DATASET below:
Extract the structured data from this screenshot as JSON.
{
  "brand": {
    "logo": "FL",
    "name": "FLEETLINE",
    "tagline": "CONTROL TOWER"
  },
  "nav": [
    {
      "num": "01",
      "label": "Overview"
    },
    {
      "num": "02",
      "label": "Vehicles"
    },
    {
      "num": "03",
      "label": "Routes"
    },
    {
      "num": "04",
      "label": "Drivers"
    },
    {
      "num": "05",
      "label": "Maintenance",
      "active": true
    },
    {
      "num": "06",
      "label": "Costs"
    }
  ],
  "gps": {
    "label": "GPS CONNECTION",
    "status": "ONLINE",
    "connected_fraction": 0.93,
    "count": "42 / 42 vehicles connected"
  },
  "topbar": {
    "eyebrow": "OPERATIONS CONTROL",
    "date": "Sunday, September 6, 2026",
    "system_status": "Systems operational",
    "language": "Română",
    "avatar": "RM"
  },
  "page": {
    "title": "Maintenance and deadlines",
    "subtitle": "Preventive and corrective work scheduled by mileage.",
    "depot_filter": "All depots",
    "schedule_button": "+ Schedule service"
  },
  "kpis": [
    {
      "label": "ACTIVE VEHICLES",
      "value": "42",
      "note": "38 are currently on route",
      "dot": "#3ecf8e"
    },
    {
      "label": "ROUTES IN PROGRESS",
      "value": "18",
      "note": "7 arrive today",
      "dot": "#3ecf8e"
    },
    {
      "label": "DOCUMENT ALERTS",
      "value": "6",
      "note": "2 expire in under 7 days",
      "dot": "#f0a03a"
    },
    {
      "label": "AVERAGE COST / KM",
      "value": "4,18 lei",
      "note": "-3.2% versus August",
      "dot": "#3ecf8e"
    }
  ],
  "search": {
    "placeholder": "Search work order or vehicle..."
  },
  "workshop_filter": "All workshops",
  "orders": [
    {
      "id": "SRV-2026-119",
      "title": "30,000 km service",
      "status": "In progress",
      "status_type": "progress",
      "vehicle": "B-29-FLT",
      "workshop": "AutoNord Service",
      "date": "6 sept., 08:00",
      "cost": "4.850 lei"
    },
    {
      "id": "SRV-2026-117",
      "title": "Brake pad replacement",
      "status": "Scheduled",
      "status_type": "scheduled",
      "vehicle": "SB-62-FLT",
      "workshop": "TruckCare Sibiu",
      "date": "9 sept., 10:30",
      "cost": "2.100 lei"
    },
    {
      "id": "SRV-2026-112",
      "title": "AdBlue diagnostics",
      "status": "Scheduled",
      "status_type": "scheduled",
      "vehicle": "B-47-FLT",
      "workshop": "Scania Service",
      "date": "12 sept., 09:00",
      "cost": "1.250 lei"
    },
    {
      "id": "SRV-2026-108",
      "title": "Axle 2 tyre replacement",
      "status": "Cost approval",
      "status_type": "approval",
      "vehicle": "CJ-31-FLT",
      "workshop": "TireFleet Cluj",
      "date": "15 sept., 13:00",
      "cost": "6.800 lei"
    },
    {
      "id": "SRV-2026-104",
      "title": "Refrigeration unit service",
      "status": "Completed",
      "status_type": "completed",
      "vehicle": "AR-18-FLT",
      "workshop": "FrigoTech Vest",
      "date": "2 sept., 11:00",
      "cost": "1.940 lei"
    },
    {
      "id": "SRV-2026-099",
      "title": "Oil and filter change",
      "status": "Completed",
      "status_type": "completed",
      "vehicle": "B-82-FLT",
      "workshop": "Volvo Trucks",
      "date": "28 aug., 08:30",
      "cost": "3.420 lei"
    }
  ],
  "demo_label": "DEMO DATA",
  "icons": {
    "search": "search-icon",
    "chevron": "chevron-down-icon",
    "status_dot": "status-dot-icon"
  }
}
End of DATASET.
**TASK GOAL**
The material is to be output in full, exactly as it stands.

**OUTPUT OF THE EXERCISE**
Extract the structured data from this screenshot as JSON.
{
  "brand": {
    "logo": "FL",
    "name": "FLEETLINE",
    "tagline": "CONTROL TOWER"
  },
  "nav": [
    {
      "num": "01",
      "label": "Overview"
    },
    {
      "num": "02",
      "label": "Vehicles"
    },
    {
      "num": "03",
      "label": "Routes"
    },
    {
      "num": "04",
      "label": "Drivers"
    },
    {
      "num": "05",
      "label": "Maintenance",
      "active": true
    },
    {
      "num": "06",
      "label": "Costs"
    }
  ],
  "gps": {
    "label": "GPS CONNECTION",
    "status": "ONLINE",
    "connected_fraction": 0.93,
    "count": "42 / 42 vehicles connected"
  },
  "topbar": {
    "eyebrow": "OPERATIONS CONTROL",
    "date": "Sunday, September 6, 2026",
    "system_status": "Systems operational",
    "language": "Română",
    "avatar": "RM"
  },
  "page": {
    "title": "Maintenance and deadlines",
    "subtitle": "Preventive and corrective work scheduled by mileage.",
    "depot_filter": "All depots",
    "schedule_button": "+ Schedule service"
  },
  "kpis": [
    {
      "label": "ACTIVE VEHICLES",
      "value": "42",
      "note": "38 are currently on route",
      "dot": "#3ecf8e"
    },
    {
      "label": "ROUTES IN PROGRESS",
      "value": "18",
      "note": "7 arrive today",
      "dot": "#3ecf8e"
    },
    {
      "label": "DOCUMENT ALERTS",
      "value": "6",
      "note": "2 expire in under 7 days",
      "dot": "#f0a03a"
    },
    {
      "label": "AVERAGE COST / KM",
      "value": "4,18 lei",
      "note": "-3.2% versus August",
      "dot": "#3ecf8e"
    }
  ],
  "search": {
    "placeholder": "Search work order or vehicle..."
  },
  "workshop_filter": "All workshops",
  "orders": [
    {
      "id": "SRV-2026-119",
      "title": "30,000 km service",
      "status": "In progress",
      "status_type": "progress",
      "vehicle": "B-29-FLT",
      "workshop": "AutoNord Service",
      "date": "6 sept., 08:00",
      "cost": "4.850 lei"
    },
    {
      "id": "SRV-2026-117",
      "title": "Brake pad replacement",
      "status": "Scheduled",
      "status_type": "scheduled",
      "vehicle": "SB-62-FLT",
      "workshop": "TruckCare Sibiu",
      "date": "9 sept., 10:30",
      "cost": "2.100 lei"
    },
    {
      "id": "SRV-2026-112",
      "title": "AdBlue diagnostics",
      "status": "Scheduled",
      "status_type": "scheduled",
      "vehicle": "B-47-FLT",
      "workshop": "Scania Service",
      "date": "12 sept., 09:00",
      "cost": "1.250 lei"
    },
    {
      "id": "SRV-2026-108",
      "title": "Axle 2 tyre replacement",
      "status": "Cost approval",
      "status_type": "approval",
      "vehicle": "CJ-31-FLT",
      "workshop": "TireFleet Cluj",
      "date": "15 sept., 13:00",
      "cost": "6.800 lei"
    },
    {
      "id": "SRV-2026-104",
      "title": "Refrigeration unit service",
      "status": "Completed",
      "status_type": "completed",
      "vehicle": "AR-18-FLT",
      "workshop": "FrigoTech Vest",
      "date": "2 sept., 11:00",
      "cost": "1.940 lei"
    },
    {
      "id": "SRV-2026-099",
      "title": "Oil and filter change",
      "status": "Completed",
      "status_type": "completed",
      "vehicle": "B-82-FLT",
      "workshop": "Volvo Trucks",
      "date": "28 aug., 08:30",
      "cost": "3.420 lei"
    }
  ],
  "demo_label": "DEMO DATA",
  "icons": {
    "search": "search-icon",
    "chevron": "chevron-down-icon",
    "status_dot": "status-dot-icon"
  }
}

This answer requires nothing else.